Task brief:
From the data that follows, copy every line with the string "icon".

Collected data
:::

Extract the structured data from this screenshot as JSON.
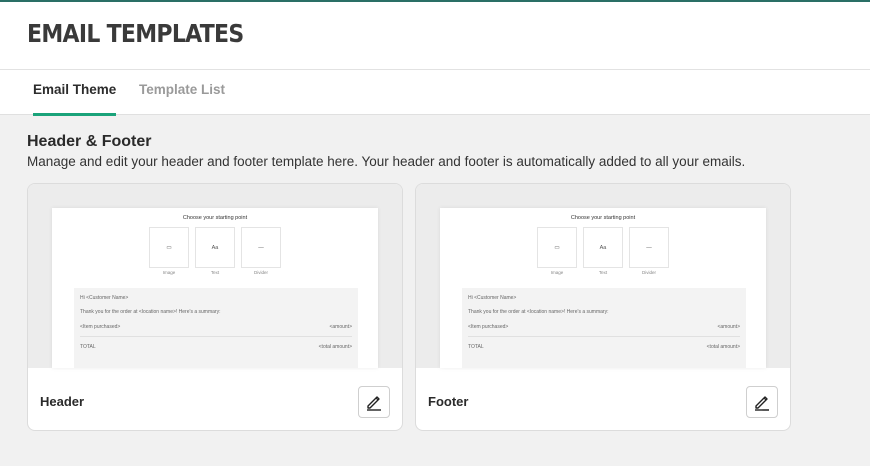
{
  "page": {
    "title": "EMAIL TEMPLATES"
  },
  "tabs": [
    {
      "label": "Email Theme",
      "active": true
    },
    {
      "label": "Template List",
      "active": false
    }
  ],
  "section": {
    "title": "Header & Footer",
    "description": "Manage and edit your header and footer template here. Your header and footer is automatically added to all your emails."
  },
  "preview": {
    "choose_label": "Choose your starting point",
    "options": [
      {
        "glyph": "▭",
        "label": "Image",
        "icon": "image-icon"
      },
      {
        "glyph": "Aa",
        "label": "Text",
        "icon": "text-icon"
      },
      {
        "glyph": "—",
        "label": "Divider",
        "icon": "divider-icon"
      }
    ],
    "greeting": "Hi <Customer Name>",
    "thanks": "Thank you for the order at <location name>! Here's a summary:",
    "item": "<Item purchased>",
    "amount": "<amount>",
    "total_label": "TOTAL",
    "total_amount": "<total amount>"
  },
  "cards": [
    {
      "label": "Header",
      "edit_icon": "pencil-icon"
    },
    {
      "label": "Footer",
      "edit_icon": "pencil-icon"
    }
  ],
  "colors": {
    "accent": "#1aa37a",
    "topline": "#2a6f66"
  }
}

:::

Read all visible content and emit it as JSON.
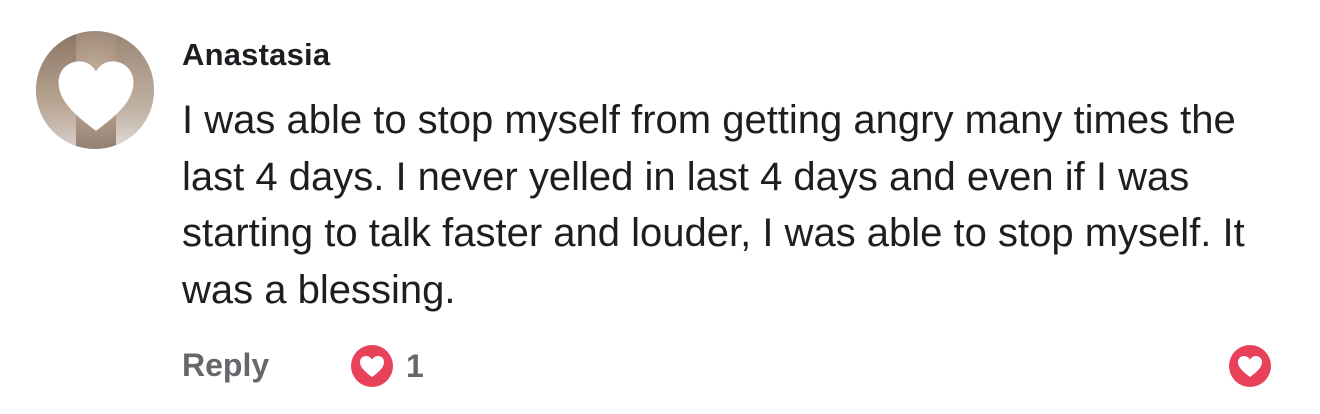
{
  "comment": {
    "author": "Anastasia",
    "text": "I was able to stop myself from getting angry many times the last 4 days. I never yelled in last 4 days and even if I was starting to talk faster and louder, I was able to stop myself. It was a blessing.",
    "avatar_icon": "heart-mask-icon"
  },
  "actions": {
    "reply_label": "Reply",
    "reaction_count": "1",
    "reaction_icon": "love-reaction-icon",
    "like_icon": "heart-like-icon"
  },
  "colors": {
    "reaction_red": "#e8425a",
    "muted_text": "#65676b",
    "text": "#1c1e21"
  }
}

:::

Exercise answer:
        "icon": "image-icon"
        "icon": "text-icon"
        "icon": "divider-icon"
      "edit_icon": "pencil-icon"
      "edit_icon": "pencil-icon"
    "avatar_icon": "heart-mask-icon"
    "reaction_icon": "love-reaction-icon",
    "like_icon": "heart-like-icon"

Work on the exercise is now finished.